Interface dataset entries

-*-

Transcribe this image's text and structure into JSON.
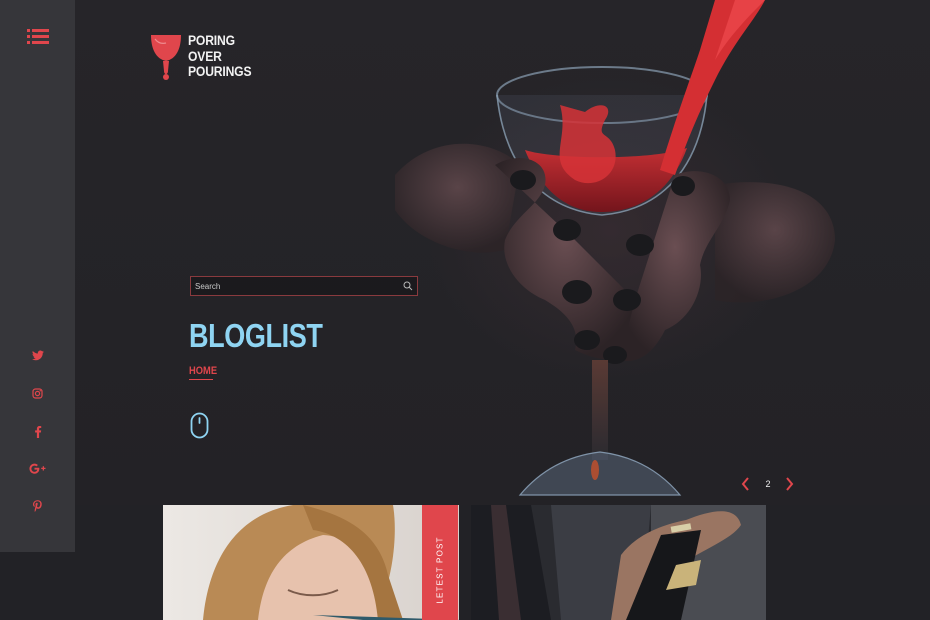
{
  "brand": {
    "line1": "PORING",
    "line2": "OVER",
    "line3": "POURINGS",
    "icon": "wine-drop-glass-logo"
  },
  "sidebar": {
    "menu_icon": "menu-list-icon",
    "social": [
      {
        "name": "twitter",
        "icon": "twitter-icon"
      },
      {
        "name": "instagram",
        "icon": "instagram-icon"
      },
      {
        "name": "facebook",
        "icon": "facebook-icon"
      },
      {
        "name": "google-plus",
        "icon": "google-plus-icon"
      },
      {
        "name": "pinterest",
        "icon": "pinterest-icon"
      }
    ]
  },
  "hero": {
    "search_placeholder": "Search",
    "title": "BLOGLIST",
    "breadcrumb": "HOME",
    "scroll_icon": "mouse-scroll-icon",
    "slide_current": "2"
  },
  "posts": {
    "tag_label": "LETEST POST"
  },
  "colors": {
    "accent": "#e0464c",
    "title": "#8fd4f2",
    "background": "#222226",
    "sidebar": "#36363a"
  }
}
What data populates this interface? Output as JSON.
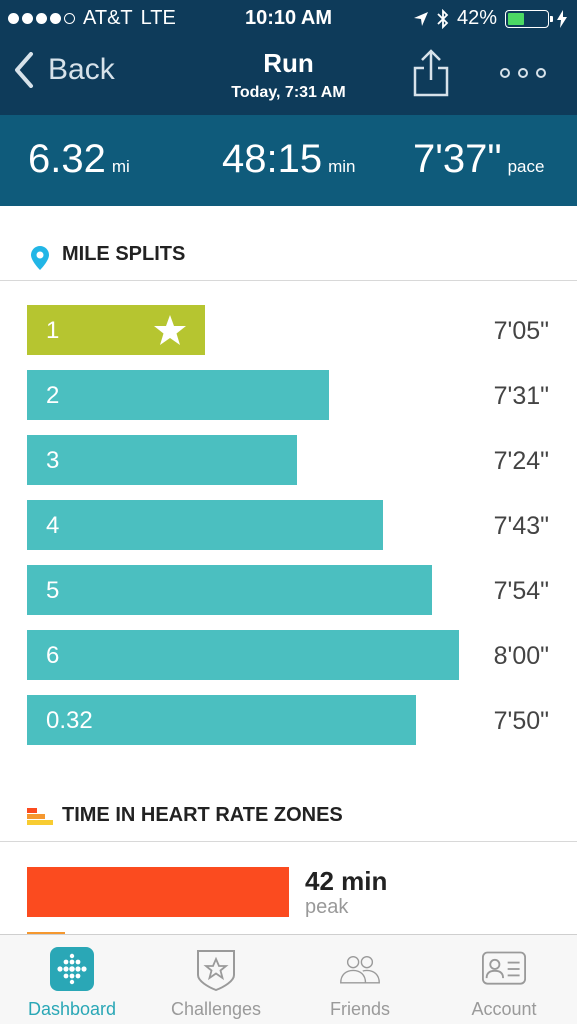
{
  "status_bar": {
    "carrier": "AT&T",
    "network": "LTE",
    "time": "10:10 AM",
    "battery": "42%",
    "battery_level": 0.42,
    "signal_bars": 4,
    "signal_total": 5
  },
  "nav": {
    "back_label": "Back",
    "title": "Run",
    "subtitle": "Today, 7:31 AM"
  },
  "summary": {
    "distance": "6.32",
    "distance_unit": "mi",
    "duration": "48:15",
    "duration_unit": "min",
    "pace": "7'37\"",
    "pace_unit": "pace"
  },
  "mile_splits": {
    "title": "MILE SPLITS",
    "splits": [
      {
        "label": "1",
        "time": "7'05\"",
        "bar_fraction": 0.33,
        "best": true
      },
      {
        "label": "2",
        "time": "7'31\"",
        "bar_fraction": 0.56,
        "best": false
      },
      {
        "label": "3",
        "time": "7'24\"",
        "bar_fraction": 0.5,
        "best": false
      },
      {
        "label": "4",
        "time": "7'43\"",
        "bar_fraction": 0.66,
        "best": false
      },
      {
        "label": "5",
        "time": "7'54\"",
        "bar_fraction": 0.75,
        "best": false
      },
      {
        "label": "6",
        "time": "8'00\"",
        "bar_fraction": 0.8,
        "best": false
      },
      {
        "label": "0.32",
        "time": "7'50\"",
        "bar_fraction": 0.72,
        "best": false
      }
    ]
  },
  "heart_rate": {
    "title": "TIME IN HEART RATE ZONES",
    "zones": [
      {
        "value": "42 min",
        "label": "peak",
        "color": "#fb4b1f"
      }
    ]
  },
  "tabs": [
    {
      "label": "Dashboard",
      "icon": "dashboard-icon",
      "active": true
    },
    {
      "label": "Challenges",
      "icon": "challenges-icon",
      "active": false
    },
    {
      "label": "Friends",
      "icon": "friends-icon",
      "active": false
    },
    {
      "label": "Account",
      "icon": "account-icon",
      "active": false
    }
  ],
  "colors": {
    "header_dark": "#0e3b5a",
    "stats_band": "#0f5b7b",
    "split_bar": "#4bbfc0",
    "best_split_bar": "#b6c530",
    "accent": "#2aa7b6"
  }
}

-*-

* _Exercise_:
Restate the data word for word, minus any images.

* _Answer to the exercise_:
Transcribe this image's text and structure into JSON.
{
  "brand": {
    "line1": "PORING",
    "line2": "OVER",
    "line3": "POURINGS",
    "icon": "wine-drop-glass-logo"
  },
  "sidebar": {
    "menu_icon": "menu-list-icon",
    "social": [
      {
        "name": "twitter",
        "icon": "twitter-icon"
      },
      {
        "name": "instagram",
        "icon": "instagram-icon"
      },
      {
        "name": "facebook",
        "icon": "facebook-icon"
      },
      {
        "name": "google-plus",
        "icon": "google-plus-icon"
      },
      {
        "name": "pinterest",
        "icon": "pinterest-icon"
      }
    ]
  },
  "hero": {
    "search_placeholder": "Search",
    "title": "BLOGLIST",
    "breadcrumb": "HOME",
    "scroll_icon": "mouse-scroll-icon",
    "slide_current": "2"
  },
  "posts": {
    "tag_label": "LETEST POST"
  },
  "colors": {
    "accent": "#e0464c",
    "title": "#8fd4f2",
    "background": "#222226",
    "sidebar": "#36363a"
  }
}
What data populates this interface? Output as JSON.
{
  "status_bar": {
    "carrier": "AT&T",
    "network": "LTE",
    "time": "10:10 AM",
    "battery": "42%",
    "battery_level": 0.42,
    "signal_bars": 4,
    "signal_total": 5
  },
  "nav": {
    "back_label": "Back",
    "title": "Run",
    "subtitle": "Today, 7:31 AM"
  },
  "summary": {
    "distance": "6.32",
    "distance_unit": "mi",
    "duration": "48:15",
    "duration_unit": "min",
    "pace": "7'37\"",
    "pace_unit": "pace"
  },
  "mile_splits": {
    "title": "MILE SPLITS",
    "splits": [
      {
        "label": "1",
        "time": "7'05\"",
        "bar_fraction": 0.33,
        "best": true
      },
      {
        "label": "2",
        "time": "7'31\"",
        "bar_fraction": 0.56,
        "best": false
      },
      {
        "label": "3",
        "time": "7'24\"",
        "bar_fraction": 0.5,
        "best": false
      },
      {
        "label": "4",
        "time": "7'43\"",
        "bar_fraction": 0.66,
        "best": false
      },
      {
        "label": "5",
        "time": "7'54\"",
        "bar_fraction": 0.75,
        "best": false
      },
      {
        "label": "6",
        "time": "8'00\"",
        "bar_fraction": 0.8,
        "best": false
      },
      {
        "label": "0.32",
        "time": "7'50\"",
        "bar_fraction": 0.72,
        "best": false
      }
    ]
  },
  "heart_rate": {
    "title": "TIME IN HEART RATE ZONES",
    "zones": [
      {
        "value": "42 min",
        "label": "peak",
        "color": "#fb4b1f"
      }
    ]
  },
  "tabs": [
    {
      "label": "Dashboard",
      "icon": "dashboard-icon",
      "active": true
    },
    {
      "label": "Challenges",
      "icon": "challenges-icon",
      "active": false
    },
    {
      "label": "Friends",
      "icon": "friends-icon",
      "active": false
    },
    {
      "label": "Account",
      "icon": "account-icon",
      "active": false
    }
  ],
  "colors": {
    "header_dark": "#0e3b5a",
    "stats_band": "#0f5b7b",
    "split_bar": "#4bbfc0",
    "best_split_bar": "#b6c530",
    "accent": "#2aa7b6"
  }
}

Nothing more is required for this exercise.